Before heading back into civilization, we took a short walk on a trail through a lava field were we saw white-tipped sharks resting in a trough created by a lava wall. We walked to a nesting site where we saw lots of female iguanas fighting for nesting sites. They open their mouth and pant and hiss at each other. It is quite comical.

Then we went into Puerto Villamil, a small town of about 2,000 inhabitants and bustling with tourists. It was quite the culture shock as we got out of the dinghies onto the dock! We got into vans which took us 26 kilometers up to the trail that we hiked to the top of Volcano Sierra Negra. There is much construction going on…cinder block buildings, road work, and activity everywhere.

The trail, steep in parts, took us through lush grasses and flowers, all quite small. There are few pollinators in the islands so many of the plants are self-pollinating or are pollinated by the wind. After about 40 minutes we were at the top, staring into a huge caldera. The last eruption was in 2005 across from where we stood. The vans were waiting for us when we descended and took us back to town where we got back in the dinghies and returned to the boat for lunch.

We went back to Puerto Villamil in the afternoon. We got on a "goat", which is an open truck with benches and were brought to some lagoons where flamingos, stilts and other water fowl can be routinely seen. Two of the flamingoes were white, indicating that they were young and had not her water fowl can be routinely seen. Two of the flamingoes were young and still white since they get their beautiful pink color from that they eat.

We were then delivered to the National Park's tortoise breeding and rearing center. Here there are separate walled in areas for tortoises of various ages. We arrived just in time to observe a pair mating. There is much grunting from the male and turning by the female with the male on top of her. We saw young tortoises and newborns, only 1 month old! The sex of the hatchling is determined by the temperature under which the eggs are gestated, the male slightly warmer than the female. They are able to develop more females for release into the wild.

We walked back into town along a trail which took us past the lagoon again, 1,000 steps (according to Angelika) through vegetation most of the way. We went to a bar on the beach where we had drinks, watched the waves, and enjoyed each other's company for our last afternoon together.

Back on the boat, we packed, had a farewell toast with the crew, had our last dinner together and retired early, fearing that we would have another rough night moving to Santa Cruz.
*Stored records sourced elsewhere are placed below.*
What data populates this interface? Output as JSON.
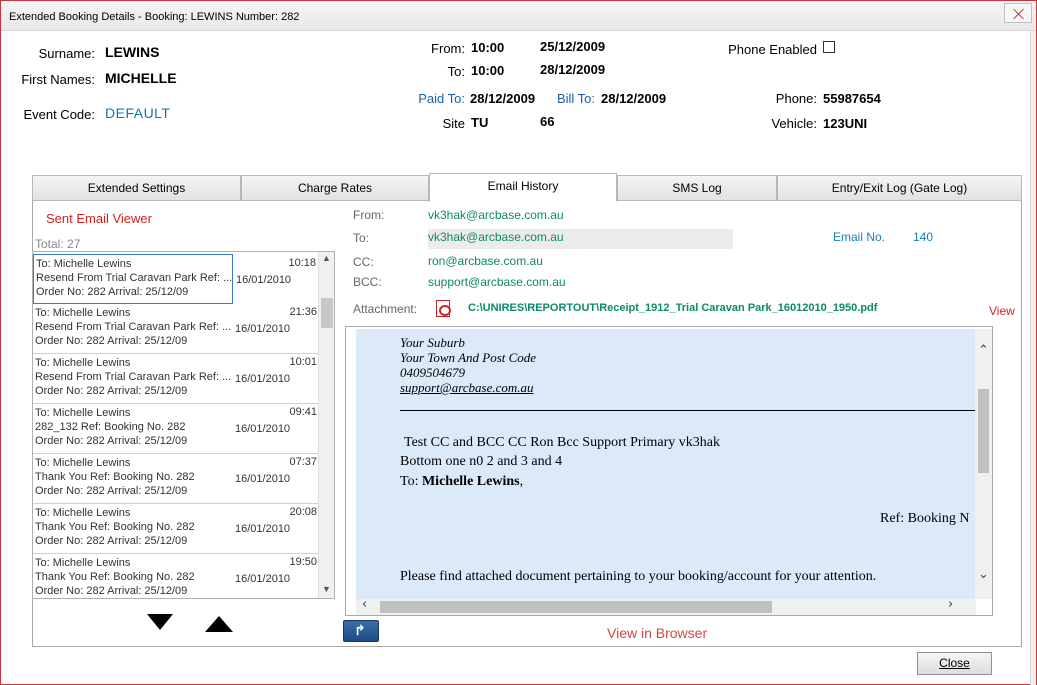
{
  "window": {
    "title": "Extended Booking Details - Booking: LEWINS Number: 282"
  },
  "booking": {
    "surname_label": "Surname:",
    "surname": "LEWINS",
    "first_names_label": "First Names:",
    "first_names": "MICHELLE",
    "event_code_label": "Event Code:",
    "event_code": "DEFAULT",
    "from_label": "From:",
    "from_time": "10:00",
    "from_date": "25/12/2009",
    "to_label": "To:",
    "to_time": "10:00",
    "to_date": "28/12/2009",
    "paid_to_label": "Paid To:",
    "paid_to": "28/12/2009",
    "bill_to_label": "Bill To:",
    "bill_to": "28/12/2009",
    "site_label": "Site",
    "site": "TU",
    "site_number": "66",
    "phone_enabled_label": "Phone Enabled",
    "phone_enabled": false,
    "phone_label": "Phone:",
    "phone": "55987654",
    "vehicle_label": "Vehicle:",
    "vehicle": "123UNI"
  },
  "tabs": [
    {
      "label": "Extended Settings",
      "active": false
    },
    {
      "label": "Charge Rates",
      "active": false
    },
    {
      "label": "Email  History",
      "active": true
    },
    {
      "label": "SMS Log",
      "active": false
    },
    {
      "label": "Entry/Exit Log (Gate Log)",
      "active": false
    }
  ],
  "viewer": {
    "title": "Sent Email Viewer",
    "total": "Total:  27",
    "items": [
      {
        "to": "To: Michelle Lewins",
        "subject": "Resend From Trial Caravan Park Ref: ...",
        "order": "Order No: 282 Arrival: 25/12/09",
        "date": "16/01/2010",
        "time": "10:18"
      },
      {
        "to": "To: Michelle Lewins",
        "subject": "Resend From Trial Caravan Park Ref: ...",
        "order": "Order No: 282 Arrival: 25/12/09",
        "date": "16/01/2010",
        "time": "21:36"
      },
      {
        "to": "To: Michelle Lewins",
        "subject": "Resend From Trial Caravan Park Ref: ...",
        "order": "Order No: 282 Arrival: 25/12/09",
        "date": "16/01/2010",
        "time": "10:01"
      },
      {
        "to": "To: Michelle Lewins",
        "subject": "282_132 Ref: Booking No. 282",
        "order": "Order No: 282 Arrival: 25/12/09",
        "date": "16/01/2010",
        "time": "09:41"
      },
      {
        "to": "To: Michelle Lewins",
        "subject": "Thank You Ref: Booking No. 282",
        "order": "Order No: 282 Arrival: 25/12/09",
        "date": "16/01/2010",
        "time": "07:37"
      },
      {
        "to": "To: Michelle Lewins",
        "subject": "Thank You Ref: Booking No. 282",
        "order": "Order No: 282 Arrival: 25/12/09",
        "date": "16/01/2010",
        "time": "20:08"
      },
      {
        "to": "To: Michelle Lewins",
        "subject": "Thank You Ref: Booking No. 282",
        "order": "Order No: 282 Arrival: 25/12/09",
        "date": "16/01/2010",
        "time": "19:50"
      }
    ]
  },
  "email": {
    "from_label": "From:",
    "from": "vk3hak@arcbase.com.au",
    "to_label": "To:",
    "to": "vk3hak@arcbase.com.au",
    "cc_label": "CC:",
    "cc": "ron@arcbase.com.au",
    "bcc_label": "BCC:",
    "bcc": "support@arcbase.com.au",
    "email_no_label": "Email No.",
    "email_no": "140",
    "attachment_label": "Attachment:",
    "attachment_path": "C:\\UNIRES\\REPORTOUT\\Receipt_1912_Trial Caravan Park_16012010_1950.pdf",
    "view_label": "View",
    "body": {
      "suburb": "Your Suburb",
      "town": "Your Town And Post Code",
      "phone": "0409504679",
      "email": "support@arcbase.com.au",
      "line1": "Test CC and BCC CC Ron Bcc Support Primary vk3hak",
      "line2": "Bottom one n0 2 and 3 and 4",
      "to_prefix": "To: ",
      "to_name": "Michelle Lewins",
      "to_suffix": ",",
      "ref": "Ref: Booking N",
      "para": "Please find attached document pertaining to your booking/account for your attention."
    },
    "view_in_browser": "View in Browser"
  },
  "footer": {
    "close_label": "Close"
  },
  "colors": {
    "accent_red": "#d02020",
    "teal": "#0c8a6a",
    "link_blue": "#1a5fa8",
    "body_bg": "#dce9f8"
  }
}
To everyone's relief, it turned out to be a calm crossing.

NaturesPix Website NaturesPix YouTube Olfarts' Home Other Trips Home Galapagos Trip Home Quito to Galapagos Santa Cruz (Las Bachas Beach) Santiago & Bartolome Genovese (Prince Phillips Steps) Genovesa (Darwin Bay) Santiago (James Bay, Espumilla Beach & BuccaneerCove) Isabela (Punta Vicente Roca) Fernandina Isabela (Urbina Elizabeth Bays) Santa Cruz(Highlands), Boat, People, Crew

(Music: Constance by Kevin MacLeod (incompetech.com) Licensed under Creative Commons "Attribution 3.0" http://creativecommons.org/ licenses/by/3.0/